The status quo was untenable, so Congress essentially had two options: nationalization, at a continuing cost of untold billions of dollars, or a move toward more reasonable, balanced regulation to replace the excessive regulation of the past.
Congress wisely chose balanced regulation and passed the Staggers Rail Act of 1980. By passing Staggers, Congress recognized that America’s privately-owned freight railroads needed a common-sense regulatory system that allowed them to manage their assets and price their services like most other businesses.
1980s: Staggers transforms the industry.
The Staggers Rail Act eliminated many of the most damaging regulations, allowing railroads to take a smart, customer-focused and market-based approach to railroading. Under Staggers, regulators retained authority (which they still have today) to protect shippers and consumers against unreasonable railroad conduct and unreasonable railroad pricing. Among other things, Staggers:
- Allowed railroads to price competing routes and services differently. Railroads could now price according to market demand and operate over their most efficient routes.
- Allowed railroads and shippers to enter into confidential contracts. Such contracts were virtually unknown prior to Staggers because of regulatory restrictions.
- Streamlined procedures for the sale of rail lines to new short line railroads.
- Explicitly recognized railroads’ need to earn adequate revenue.
- Expanded regulators’ authority to exempt categories of rail traffic from regulation if regulation was not needed to protect shippers from an abuse of rail market power. For example, freight that could easily be carried by railroads’ trucking competitors could be exempted from regulation.
Today: North American freight railroads are the world’s best.
By permitting a more customer-focused, market-based approach to railroading, the Staggers Rail Act has greatly benefited railroads, their customers, and our economy at large. Sustained investment in technology and infrastructure, along with modernized operations, has allowed railroads to create a smarter, safer and more responsive network that meets evolving customer needs while delivering a more prosperous future for America.
- Increased Productivity & Market Share: Since Staggers, railroads have increased their productivity far more quickly than most other industries. Overall rail industry productivity was flat for many years prior to Staggers but is up more than 150% since then.
- Customer Savings: These productivity gains have been largely passed through to rail customers in the form of lower rates. Since the Staggers Rail Act was passed, average rail rates (measured by inflation-adjusted revenue per ton-mile) are 40% lower today than in 1980. This means the average rail shipper can move much more freight for the same price it paid more than 40 years ago.
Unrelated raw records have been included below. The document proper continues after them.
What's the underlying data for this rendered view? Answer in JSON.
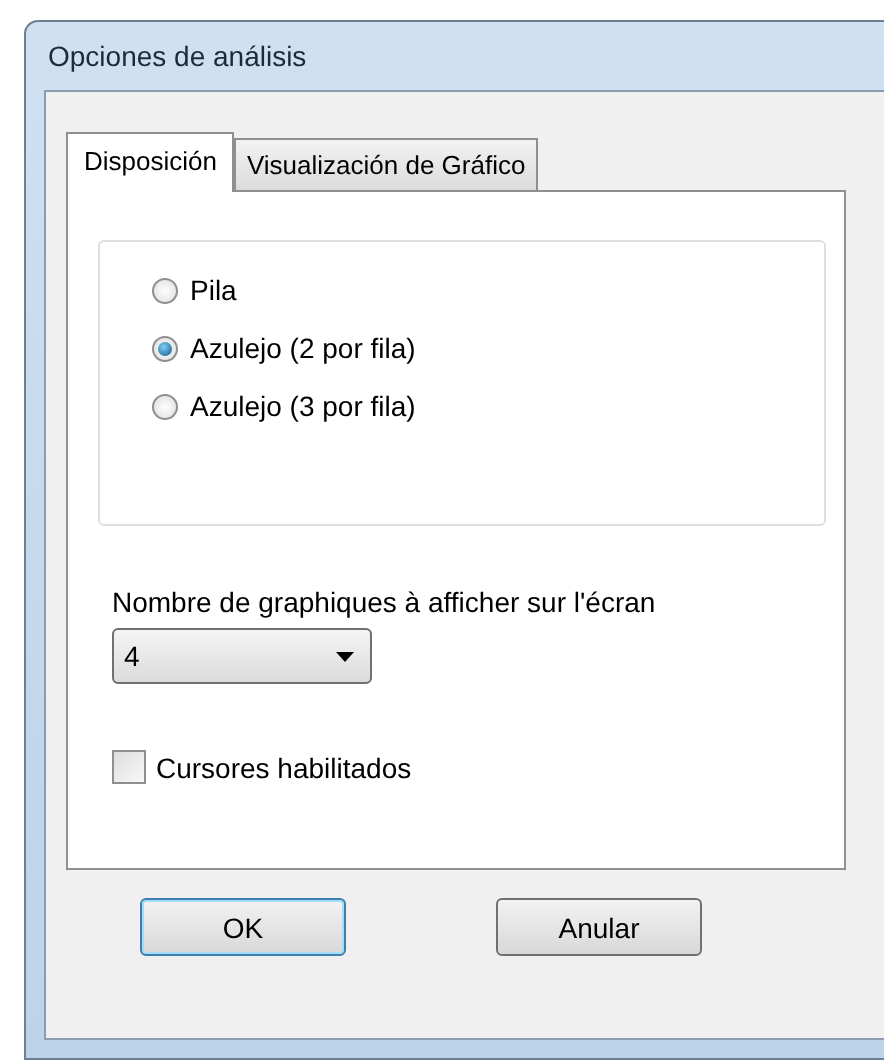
{
  "window": {
    "title": "Opciones de análisis"
  },
  "tabs": [
    {
      "label": "Disposición",
      "selected": true
    },
    {
      "label": "Visualización de Gráfico",
      "selected": false
    }
  ],
  "layout_options": [
    {
      "label": "Pila",
      "selected": false
    },
    {
      "label": "Azulejo (2 por fila)",
      "selected": true
    },
    {
      "label": "Azulejo (3 por fila)",
      "selected": false
    }
  ],
  "chart_count": {
    "label": "Nombre de graphiques à afficher sur l'écran",
    "value": "4"
  },
  "cursors": {
    "label": "Cursores habilitados",
    "checked": false
  },
  "buttons": [
    {
      "label": "OK",
      "default": true
    },
    {
      "label": "Anular",
      "default": false
    }
  ]
}
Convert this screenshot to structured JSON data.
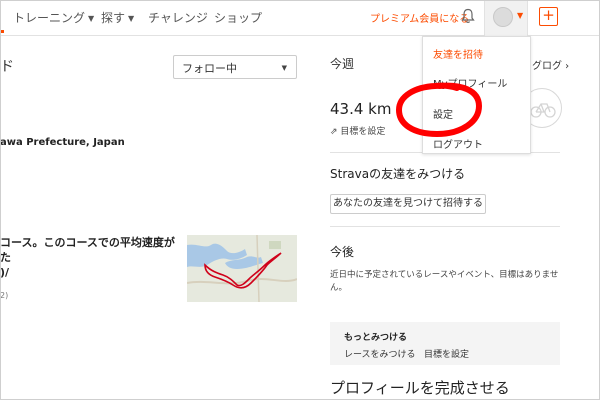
{
  "nav": {
    "items": [
      {
        "label": "トレーニング",
        "has_caret": true
      },
      {
        "label": "探す",
        "has_caret": true
      },
      {
        "label": "チャレンジ",
        "has_caret": false
      },
      {
        "label": "ショップ",
        "has_caret": false
      }
    ],
    "premium_label": "プレミアム会員になる",
    "plus_label": "+",
    "icons": [
      "bell-icon",
      "avatar",
      "chevron-down-icon",
      "plus-icon"
    ]
  },
  "feed": {
    "heading_fragment": "ド",
    "filter_value": "フォロー中",
    "location_fragment": "awa Prefecture, Japan",
    "course_text_line1": "コース。このコースでの平均速度がた",
    "course_text_line2": ")/",
    "count_fragment": "2)"
  },
  "sidebar": {
    "week_label": "今週",
    "blog_fragment": "グログ ›",
    "distance": "43.4 km",
    "goal_label": "目標を設定",
    "find_friends_title": "Stravaの友達をみつける",
    "invite_button": "あなたの友達を見つけて招待する",
    "upcoming_title": "今後",
    "upcoming_desc": "近日中に予定されているレースやイベント、目標はありません。",
    "more_title": "もっとみつける",
    "more_links": [
      "レースをみつける",
      "目標を設定"
    ],
    "profile_title": "プロフィールを完成させる"
  },
  "dropdown": {
    "items": [
      "友達を招待",
      "Myプロフィール",
      "設定",
      "ログアウト"
    ]
  },
  "colors": {
    "accent": "#fc4c02",
    "annotation": "#ff0000",
    "route": "#d0021b"
  }
}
- Growing Intercity Market Share: After decades of decline, the rail intercity market share (measured in ton-miles) began to grow in an expanding freight transportation marketplace.
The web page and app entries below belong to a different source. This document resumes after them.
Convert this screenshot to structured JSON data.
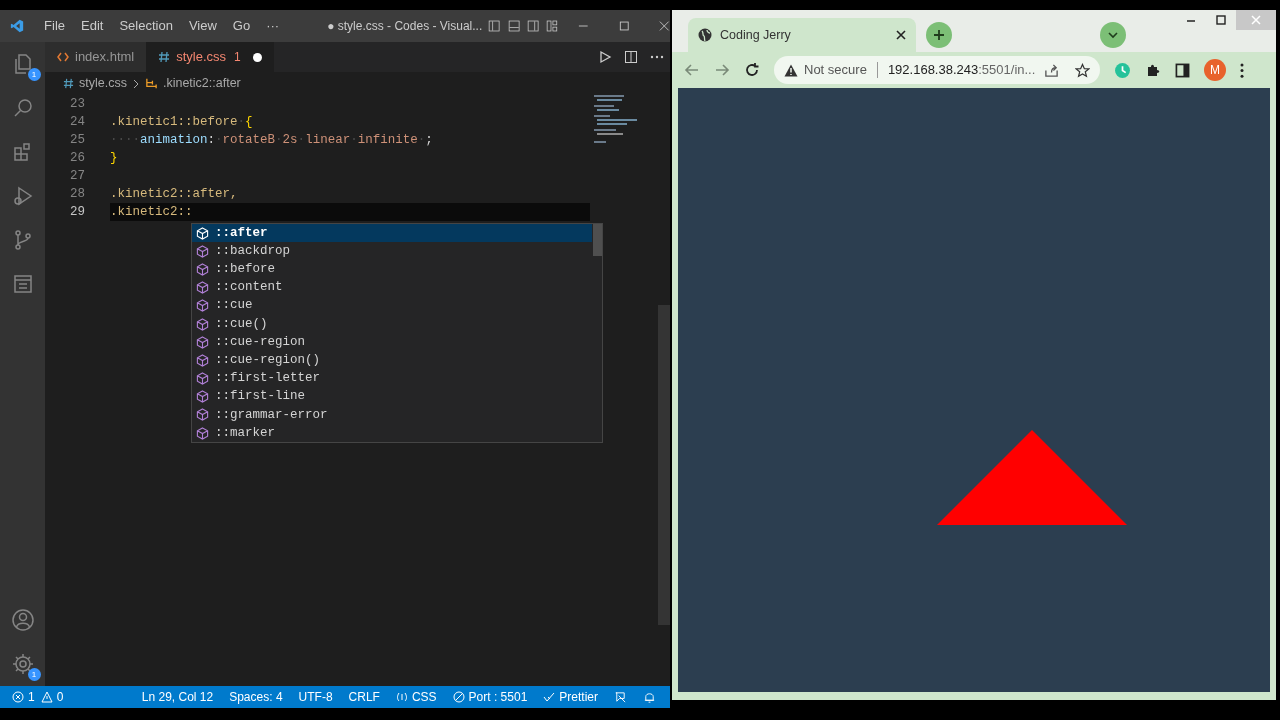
{
  "vscode": {
    "menu": [
      "File",
      "Edit",
      "Selection",
      "View",
      "Go",
      "···"
    ],
    "title": "● style.css - Codes - Visual...",
    "activity_badges": {
      "explorer": "1",
      "settings": "1"
    },
    "tabs": [
      {
        "label": "index.html",
        "kind": "html",
        "selected": false
      },
      {
        "label": "style.css",
        "kind": "css",
        "selected": true,
        "problems": "1",
        "dirty": true
      }
    ],
    "breadcrumb": [
      "style.css",
      ".kinetic2::after"
    ],
    "lines": [
      {
        "number": "23",
        "current": false
      },
      {
        "number": "24",
        "current": false,
        "tokens": [
          {
            "text": ".kinetic1::before",
            "kind": "selector"
          },
          {
            "text": "·",
            "kind": "ws"
          },
          {
            "text": "{",
            "kind": "brace"
          }
        ]
      },
      {
        "number": "25",
        "current": false,
        "tokens": [
          {
            "text": "····",
            "kind": "ws"
          },
          {
            "text": "animation",
            "kind": "prop"
          },
          {
            "text": ":",
            "kind": "punct"
          },
          {
            "text": "·",
            "kind": "ws"
          },
          {
            "text": "rotateB",
            "kind": "value"
          },
          {
            "text": "·",
            "kind": "ws"
          },
          {
            "text": "2s",
            "kind": "value"
          },
          {
            "text": "·",
            "kind": "ws"
          },
          {
            "text": "linear",
            "kind": "value"
          },
          {
            "text": "·",
            "kind": "ws"
          },
          {
            "text": "infinite",
            "kind": "value"
          },
          {
            "text": "·",
            "kind": "ws"
          },
          {
            "text": ";",
            "kind": "punct"
          }
        ]
      },
      {
        "number": "26",
        "current": false,
        "tokens": [
          {
            "text": "}",
            "kind": "brace"
          }
        ]
      },
      {
        "number": "27",
        "current": false
      },
      {
        "number": "28",
        "current": false,
        "tokens": [
          {
            "text": ".kinetic2::after,",
            "kind": "selector"
          }
        ]
      },
      {
        "number": "29",
        "current": true,
        "tokens": [
          {
            "text": ".kinetic2::",
            "kind": "selector"
          }
        ]
      }
    ],
    "suggestions": [
      {
        "label": "::after",
        "selected": true
      },
      {
        "label": "::backdrop",
        "selected": false
      },
      {
        "label": "::before",
        "selected": false
      },
      {
        "label": "::content",
        "selected": false
      },
      {
        "label": "::cue",
        "selected": false
      },
      {
        "label": "::cue()",
        "selected": false
      },
      {
        "label": "::cue-region",
        "selected": false
      },
      {
        "label": "::cue-region()",
        "selected": false
      },
      {
        "label": "::first-letter",
        "selected": false
      },
      {
        "label": "::first-line",
        "selected": false
      },
      {
        "label": "::grammar-error",
        "selected": false
      },
      {
        "label": "::marker",
        "selected": false
      }
    ],
    "status_bar": {
      "errors": "1",
      "warnings": "0",
      "items": [
        "Ln 29, Col 12",
        "Spaces: 4",
        "UTF-8",
        "CRLF",
        "CSS",
        "Port : 5501",
        "Prettier"
      ]
    }
  },
  "browser": {
    "tab": {
      "title": "Coding Jerry"
    },
    "not_secure": "Not secure",
    "url_host": "192.168.38.243",
    "url_rest": ":5501/in...",
    "avatar": "M"
  }
}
- Massive Investments & Better Financial Health: Freight railroads have poured approximately $780 billion of their own funds back into their operations to create a national freight rail network that is second to none in the world.
- Increased Safety: Between 2000 and 2021, the train accident rate was down 33% and between 2012 and 2021, the hazmat accident rate was down 55%. The rail employee injury rate in 2020 was an all-time low.
- Strong Short lines: Short line and regional railroads, most of which are new since Staggers, operate approximately 45,000 route miles in 49 states, preserving rail service and rail jobs that otherwise would have been lost if not for the Staggers Rail Act.